Yesterday, I was immensely privileged to have Daisy Rain Martin guest post for me. Today, I have the honor of reviewing her book Juxtaposed. Full disclosure: Daisy herself sent me a copy, though it was not in exchange for a review. We have never actually met in person, though I hope to remedy that!
Juxtaposed is Daisy’s personal narrative of her journey out of an abusive environment. She doesn’t mince words–she is brutally honest about the harm done to her. For that reason, many people might find that her story elicits their own strong reaction. For some, it may be triggering due to their own history. While I highly recommend this book, it is with caution that the reader should examine him- or herself and decide if reading it is a good idea.
I have long been an avid reader of memoirs. I’ve read people’s stories about self-harm, disordered eating, brain surgery, heart transplants, devastating autoimmune diseases, mental illness, and autism. I have been touched by all kinds of people. The two things I take away each time are a greater understanding of something I’ve never experienced myself and a greater capacity to examine my own life. The best memoirs help us to see both ourselves and others more clearly.
Juxtaposed is no exception; it is every bit as good as every other memoir I’ve read. The first thing I noticed, straight from the first page, is that Daisy writes like she’s sitting down to have a conversation with you. Out of the gate one senses someone warm and personable. And we immediately have a sense of who this woman is–she is descended from show business, and consequently her personality matches. I was delighted with her style.
The second thing is that although the title of the book refers to the combination of Vegas show biz and an abusive religious household, the story itself is also a juxtaposition. Although Daisy paints a picture of horrific childhood abuse, she does it not with angry, black slashes but with bold, vivid colors. There is a thread of confidence and humor and warmth running through the book. It is at once horrifying and inspiring.
I admit, this book is a tough read, despite the humor and the healing power of love and faith. My own childhood looked vastly different from Daisy’s. When the rest of the world was hard and cruel, home was my safe haven. I cannot imagine growing up feeling unsafe under my own roof and among the people I called family. Yet at the same time, I can related to feeling unsafe in a religious environment. I think that despite the fact that we all may approach reading Daisy’s words from different places, we can still find our own experiences reflected back in her raw emotions.

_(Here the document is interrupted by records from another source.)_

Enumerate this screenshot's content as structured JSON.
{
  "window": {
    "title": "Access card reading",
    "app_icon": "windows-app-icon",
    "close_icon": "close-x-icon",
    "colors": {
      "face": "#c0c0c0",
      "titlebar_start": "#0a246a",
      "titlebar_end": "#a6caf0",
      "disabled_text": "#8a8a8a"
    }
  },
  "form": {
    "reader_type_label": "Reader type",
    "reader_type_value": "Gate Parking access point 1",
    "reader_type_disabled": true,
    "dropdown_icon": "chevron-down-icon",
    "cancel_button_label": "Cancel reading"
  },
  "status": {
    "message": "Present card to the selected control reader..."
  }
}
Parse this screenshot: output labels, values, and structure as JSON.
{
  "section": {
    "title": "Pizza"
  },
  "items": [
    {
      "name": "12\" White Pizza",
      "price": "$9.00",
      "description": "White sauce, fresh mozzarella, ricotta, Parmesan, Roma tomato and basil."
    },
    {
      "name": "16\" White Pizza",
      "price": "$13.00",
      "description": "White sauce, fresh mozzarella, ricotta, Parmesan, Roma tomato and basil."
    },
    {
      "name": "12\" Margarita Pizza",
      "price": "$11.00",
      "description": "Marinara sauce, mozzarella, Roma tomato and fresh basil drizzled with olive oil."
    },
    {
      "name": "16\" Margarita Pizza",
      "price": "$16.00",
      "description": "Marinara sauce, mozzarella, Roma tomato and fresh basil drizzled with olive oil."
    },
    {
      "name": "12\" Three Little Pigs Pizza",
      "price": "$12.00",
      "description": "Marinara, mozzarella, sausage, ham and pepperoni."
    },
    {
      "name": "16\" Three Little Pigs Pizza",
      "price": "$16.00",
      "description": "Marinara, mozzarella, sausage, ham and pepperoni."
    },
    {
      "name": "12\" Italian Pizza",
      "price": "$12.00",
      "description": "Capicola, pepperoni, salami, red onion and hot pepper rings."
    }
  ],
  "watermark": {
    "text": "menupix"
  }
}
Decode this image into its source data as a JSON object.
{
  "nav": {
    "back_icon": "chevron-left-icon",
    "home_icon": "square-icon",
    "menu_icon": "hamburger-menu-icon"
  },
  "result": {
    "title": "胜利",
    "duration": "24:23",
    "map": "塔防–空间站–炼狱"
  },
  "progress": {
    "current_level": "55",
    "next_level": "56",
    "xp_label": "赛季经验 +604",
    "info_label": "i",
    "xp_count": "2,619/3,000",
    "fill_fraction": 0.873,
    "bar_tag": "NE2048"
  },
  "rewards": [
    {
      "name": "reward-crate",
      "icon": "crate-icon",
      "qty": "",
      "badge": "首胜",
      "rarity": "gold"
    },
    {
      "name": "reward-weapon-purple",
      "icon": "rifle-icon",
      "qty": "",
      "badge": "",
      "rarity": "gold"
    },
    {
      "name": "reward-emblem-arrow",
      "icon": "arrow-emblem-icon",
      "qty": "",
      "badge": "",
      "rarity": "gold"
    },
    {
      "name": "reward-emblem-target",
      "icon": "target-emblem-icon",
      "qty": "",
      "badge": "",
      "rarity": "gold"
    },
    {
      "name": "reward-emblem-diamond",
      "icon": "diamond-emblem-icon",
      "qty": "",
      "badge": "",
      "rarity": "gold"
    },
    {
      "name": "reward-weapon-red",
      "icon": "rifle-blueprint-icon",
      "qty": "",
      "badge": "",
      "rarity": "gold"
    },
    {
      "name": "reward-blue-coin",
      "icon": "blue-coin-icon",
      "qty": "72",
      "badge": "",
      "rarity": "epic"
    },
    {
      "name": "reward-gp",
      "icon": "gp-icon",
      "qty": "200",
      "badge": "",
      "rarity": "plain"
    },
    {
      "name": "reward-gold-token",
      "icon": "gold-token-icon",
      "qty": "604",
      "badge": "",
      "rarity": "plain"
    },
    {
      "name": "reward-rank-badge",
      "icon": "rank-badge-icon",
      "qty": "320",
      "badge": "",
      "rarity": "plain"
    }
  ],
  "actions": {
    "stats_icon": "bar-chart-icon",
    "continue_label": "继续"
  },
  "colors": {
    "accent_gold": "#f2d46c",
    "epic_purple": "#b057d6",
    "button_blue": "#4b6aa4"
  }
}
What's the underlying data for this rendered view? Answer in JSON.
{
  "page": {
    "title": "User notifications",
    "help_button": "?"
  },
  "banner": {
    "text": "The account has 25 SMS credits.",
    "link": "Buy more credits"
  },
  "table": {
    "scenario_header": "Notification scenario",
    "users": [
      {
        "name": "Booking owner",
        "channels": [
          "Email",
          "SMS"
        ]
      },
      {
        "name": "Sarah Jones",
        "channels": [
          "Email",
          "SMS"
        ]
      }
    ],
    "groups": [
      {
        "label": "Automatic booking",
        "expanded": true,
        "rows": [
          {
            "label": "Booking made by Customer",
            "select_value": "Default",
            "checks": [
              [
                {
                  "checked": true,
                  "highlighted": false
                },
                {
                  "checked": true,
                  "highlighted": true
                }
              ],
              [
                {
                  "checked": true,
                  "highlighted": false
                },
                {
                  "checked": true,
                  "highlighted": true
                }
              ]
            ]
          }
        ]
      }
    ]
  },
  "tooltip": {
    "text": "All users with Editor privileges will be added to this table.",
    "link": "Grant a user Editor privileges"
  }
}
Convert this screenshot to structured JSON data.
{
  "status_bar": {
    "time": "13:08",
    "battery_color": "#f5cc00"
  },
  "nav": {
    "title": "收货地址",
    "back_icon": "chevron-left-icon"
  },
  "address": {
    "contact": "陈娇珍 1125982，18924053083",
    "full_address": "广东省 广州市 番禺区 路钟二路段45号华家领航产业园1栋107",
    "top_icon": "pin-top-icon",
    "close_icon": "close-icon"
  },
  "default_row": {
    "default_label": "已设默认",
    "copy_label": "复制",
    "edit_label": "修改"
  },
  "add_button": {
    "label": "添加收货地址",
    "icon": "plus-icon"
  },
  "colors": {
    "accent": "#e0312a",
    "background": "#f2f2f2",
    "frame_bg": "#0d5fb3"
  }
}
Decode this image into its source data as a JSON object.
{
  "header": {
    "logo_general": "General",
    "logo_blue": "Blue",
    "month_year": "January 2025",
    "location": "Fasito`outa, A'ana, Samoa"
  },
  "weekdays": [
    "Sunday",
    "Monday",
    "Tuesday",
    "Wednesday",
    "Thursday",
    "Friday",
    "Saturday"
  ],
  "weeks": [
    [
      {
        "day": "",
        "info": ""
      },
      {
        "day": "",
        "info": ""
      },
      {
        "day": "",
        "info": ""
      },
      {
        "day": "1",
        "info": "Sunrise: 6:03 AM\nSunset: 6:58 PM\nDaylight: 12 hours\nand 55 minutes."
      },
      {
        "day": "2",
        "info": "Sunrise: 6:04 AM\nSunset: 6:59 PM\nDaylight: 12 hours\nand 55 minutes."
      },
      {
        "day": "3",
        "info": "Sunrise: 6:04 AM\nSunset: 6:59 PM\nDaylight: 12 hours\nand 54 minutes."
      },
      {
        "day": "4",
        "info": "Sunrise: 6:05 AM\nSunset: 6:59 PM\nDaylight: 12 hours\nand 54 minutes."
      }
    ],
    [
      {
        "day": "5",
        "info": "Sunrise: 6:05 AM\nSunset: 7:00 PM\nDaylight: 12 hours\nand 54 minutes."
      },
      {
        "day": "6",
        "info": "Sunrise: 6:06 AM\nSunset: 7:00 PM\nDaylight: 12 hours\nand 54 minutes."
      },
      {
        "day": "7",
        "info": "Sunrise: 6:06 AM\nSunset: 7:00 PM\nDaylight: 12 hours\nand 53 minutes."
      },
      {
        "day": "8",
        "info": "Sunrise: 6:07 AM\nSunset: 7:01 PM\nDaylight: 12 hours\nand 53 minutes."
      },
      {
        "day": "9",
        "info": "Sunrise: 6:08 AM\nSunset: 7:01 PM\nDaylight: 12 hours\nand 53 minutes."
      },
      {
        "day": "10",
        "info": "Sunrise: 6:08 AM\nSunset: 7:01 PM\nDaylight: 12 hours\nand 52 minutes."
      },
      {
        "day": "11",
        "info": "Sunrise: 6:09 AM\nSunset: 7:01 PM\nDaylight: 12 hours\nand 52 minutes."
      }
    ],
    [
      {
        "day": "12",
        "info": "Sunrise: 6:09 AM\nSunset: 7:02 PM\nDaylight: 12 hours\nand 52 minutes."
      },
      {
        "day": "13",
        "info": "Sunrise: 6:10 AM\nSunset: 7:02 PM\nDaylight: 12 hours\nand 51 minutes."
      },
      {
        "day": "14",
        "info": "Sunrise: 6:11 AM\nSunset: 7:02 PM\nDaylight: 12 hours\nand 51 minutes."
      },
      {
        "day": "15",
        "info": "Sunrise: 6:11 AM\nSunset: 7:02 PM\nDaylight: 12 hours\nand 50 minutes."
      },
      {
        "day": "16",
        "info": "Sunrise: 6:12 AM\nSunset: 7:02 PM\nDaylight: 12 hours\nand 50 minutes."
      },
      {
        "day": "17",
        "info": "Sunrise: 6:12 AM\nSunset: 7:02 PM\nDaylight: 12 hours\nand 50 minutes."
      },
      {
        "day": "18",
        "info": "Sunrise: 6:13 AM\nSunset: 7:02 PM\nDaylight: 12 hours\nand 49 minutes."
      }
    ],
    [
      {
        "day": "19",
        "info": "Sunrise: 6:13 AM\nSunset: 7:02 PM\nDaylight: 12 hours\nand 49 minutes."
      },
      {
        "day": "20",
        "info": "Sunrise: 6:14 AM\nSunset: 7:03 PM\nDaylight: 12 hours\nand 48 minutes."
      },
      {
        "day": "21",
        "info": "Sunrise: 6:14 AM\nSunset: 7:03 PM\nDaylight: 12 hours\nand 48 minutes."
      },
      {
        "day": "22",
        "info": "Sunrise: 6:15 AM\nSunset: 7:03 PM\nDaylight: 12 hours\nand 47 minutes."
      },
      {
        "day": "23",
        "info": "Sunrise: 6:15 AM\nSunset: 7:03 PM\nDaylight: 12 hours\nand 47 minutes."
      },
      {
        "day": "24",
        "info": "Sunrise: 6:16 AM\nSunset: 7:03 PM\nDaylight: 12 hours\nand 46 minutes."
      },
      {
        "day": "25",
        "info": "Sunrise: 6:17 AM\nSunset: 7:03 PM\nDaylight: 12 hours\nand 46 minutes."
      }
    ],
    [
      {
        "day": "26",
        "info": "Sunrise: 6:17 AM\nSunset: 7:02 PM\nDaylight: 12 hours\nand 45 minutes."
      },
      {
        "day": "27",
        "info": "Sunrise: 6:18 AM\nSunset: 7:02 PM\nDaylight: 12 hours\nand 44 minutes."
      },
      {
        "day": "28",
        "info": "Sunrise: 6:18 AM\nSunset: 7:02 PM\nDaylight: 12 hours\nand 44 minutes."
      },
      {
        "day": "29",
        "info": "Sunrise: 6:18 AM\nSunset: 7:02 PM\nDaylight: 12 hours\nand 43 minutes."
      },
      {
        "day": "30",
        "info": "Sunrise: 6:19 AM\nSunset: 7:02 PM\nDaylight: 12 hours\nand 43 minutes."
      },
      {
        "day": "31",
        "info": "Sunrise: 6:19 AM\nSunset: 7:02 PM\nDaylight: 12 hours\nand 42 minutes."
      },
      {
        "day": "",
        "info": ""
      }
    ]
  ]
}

There isn’t a good way to sum up this story. You really need to read Daisy’s words for yourself. She weaves rage, sadness, and joy together throughout the pages, expertly binding them with a hefty dose of love. Despite the abuses she’s survived, she makes a point of telling her readers, often in reverent detail, about the people who have been instrumental in her healing. In fact, she spends more time on the people who have loved her than on those who have inflicted pain on her.
As you read, bear in mind that this is Daisy’s journey. She isn’t offering weak platitudes or sage advice on how anyone else can find wholeness. You won’t find the Ten Steps to a Healthier You in these pages. She never hints that the way she chose to heal should in any way be someone else’s choice. She understands and respects (and says as much outright) everyone’s need to find their own path. Hers began, and continues, with her faith; therefore, she tells us just how that faith sustained her and shaped her.
I hope you will take the time to read Juxtaposed. You can read a sample of the book here, or order a copy here. I can’t recommend this book strongly enough. You can also request a copy of her free book, If It’s Happened to You, at her web site.